More info at: Galileo Galilei – Wikipedia

Additional Articles associated with this person's firsts:

Name(s):
      Galileo Galilei
Occupation:
      Astronomer, Physicist, Engineer, and sometimes described as a Polymath
Birth:
      February 15, 1564, Pisa, Italy
Death:
      January 8, 1642, Arcetri


Additional Information:

France Founded First Veterinary School

France founded the first veterinary school in 1762.

The first veterinary school was founded in Lyon, France in 1762 by Claude Bourgelat.
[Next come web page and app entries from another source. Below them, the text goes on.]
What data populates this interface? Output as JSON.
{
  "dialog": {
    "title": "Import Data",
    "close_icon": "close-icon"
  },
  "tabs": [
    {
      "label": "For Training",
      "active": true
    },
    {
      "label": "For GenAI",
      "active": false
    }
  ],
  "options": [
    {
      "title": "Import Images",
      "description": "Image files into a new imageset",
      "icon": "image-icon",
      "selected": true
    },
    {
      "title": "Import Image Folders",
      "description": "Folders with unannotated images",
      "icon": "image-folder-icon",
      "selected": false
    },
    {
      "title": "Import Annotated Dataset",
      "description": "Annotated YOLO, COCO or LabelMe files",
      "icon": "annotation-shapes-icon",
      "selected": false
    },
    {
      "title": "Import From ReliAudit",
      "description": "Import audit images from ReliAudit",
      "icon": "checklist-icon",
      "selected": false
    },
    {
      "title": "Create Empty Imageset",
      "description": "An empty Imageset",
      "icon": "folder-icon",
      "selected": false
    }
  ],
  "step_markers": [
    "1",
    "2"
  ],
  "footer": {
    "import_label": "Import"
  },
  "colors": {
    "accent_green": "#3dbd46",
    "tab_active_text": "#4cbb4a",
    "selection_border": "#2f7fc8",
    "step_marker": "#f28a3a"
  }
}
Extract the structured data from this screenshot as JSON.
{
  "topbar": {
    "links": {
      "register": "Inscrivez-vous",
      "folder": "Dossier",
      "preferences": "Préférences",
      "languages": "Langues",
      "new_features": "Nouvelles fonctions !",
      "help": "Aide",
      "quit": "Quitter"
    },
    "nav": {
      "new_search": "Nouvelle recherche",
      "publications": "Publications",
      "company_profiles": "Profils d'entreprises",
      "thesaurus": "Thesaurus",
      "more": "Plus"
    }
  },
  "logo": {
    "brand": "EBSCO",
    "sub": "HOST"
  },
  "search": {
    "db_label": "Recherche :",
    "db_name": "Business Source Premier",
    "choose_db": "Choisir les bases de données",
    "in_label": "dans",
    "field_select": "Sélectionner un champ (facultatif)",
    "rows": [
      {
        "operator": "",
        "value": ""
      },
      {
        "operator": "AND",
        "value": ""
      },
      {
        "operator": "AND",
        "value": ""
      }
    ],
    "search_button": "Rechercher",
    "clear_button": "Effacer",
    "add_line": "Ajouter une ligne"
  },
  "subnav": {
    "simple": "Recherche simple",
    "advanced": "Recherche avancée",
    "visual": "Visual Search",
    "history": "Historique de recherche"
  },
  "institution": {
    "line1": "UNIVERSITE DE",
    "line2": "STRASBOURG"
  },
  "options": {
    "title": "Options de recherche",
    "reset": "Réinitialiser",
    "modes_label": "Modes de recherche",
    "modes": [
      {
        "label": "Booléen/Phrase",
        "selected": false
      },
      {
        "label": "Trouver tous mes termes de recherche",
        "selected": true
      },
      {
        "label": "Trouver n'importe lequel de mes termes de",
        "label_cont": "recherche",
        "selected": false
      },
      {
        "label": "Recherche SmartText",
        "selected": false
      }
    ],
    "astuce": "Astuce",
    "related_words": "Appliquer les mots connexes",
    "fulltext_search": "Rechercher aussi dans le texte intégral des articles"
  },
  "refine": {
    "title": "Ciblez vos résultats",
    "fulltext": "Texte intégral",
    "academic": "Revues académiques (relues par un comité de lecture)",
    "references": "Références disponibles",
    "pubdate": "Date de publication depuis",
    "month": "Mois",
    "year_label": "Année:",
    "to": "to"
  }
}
Continue reading

Bernardino Ramazzini

Bernardino Ramazzini (4 October 1633 – 5 November 1714) was an Italian physician. (Italian pronunciation: [bernarˈdino ramats’tsini]). Ramazzini, along with Francesco Torti, was an early proponent of the use of cinchona bark (from which quinine is derived) in the treatment of Malaria. His most important contribution to medicine was his book on occupational diseases, De Morbis Artificum Diatriba (“Diseases of Workers”).

More info at: Bernardino Ramazzini – Wikipedia

Additional Articles associated with this person’s firsts:

Name(s):
      Bernardino Ramazzini
Occupation:
      Physician
Birth:
      October 4, 1633, Carpi, Italy
Death:
      November 5, 1714, Padua, Italy
Educations:
      University of Parma


Additional Information:

Invention of the Pyroelectric Ear Thermometer

Jacob Fraden, a physician in San Diego, CA, USA invented the pyroelectric ear thermometer in 1990. Continue reading

Silver Amalgam Fillings Invented in France

Thomas W. Evans, an American dentist developed silver amalgam tooth fillings while in France during 1845. Continue reading

First Physician to Specialize in Occupational Medicine

Italian physician Bernardino L Ramazzini was the first to specialize in occupational medicine while a professor at the Universities of Modena (1682-1700) and Padua (1700-1714). Continue reading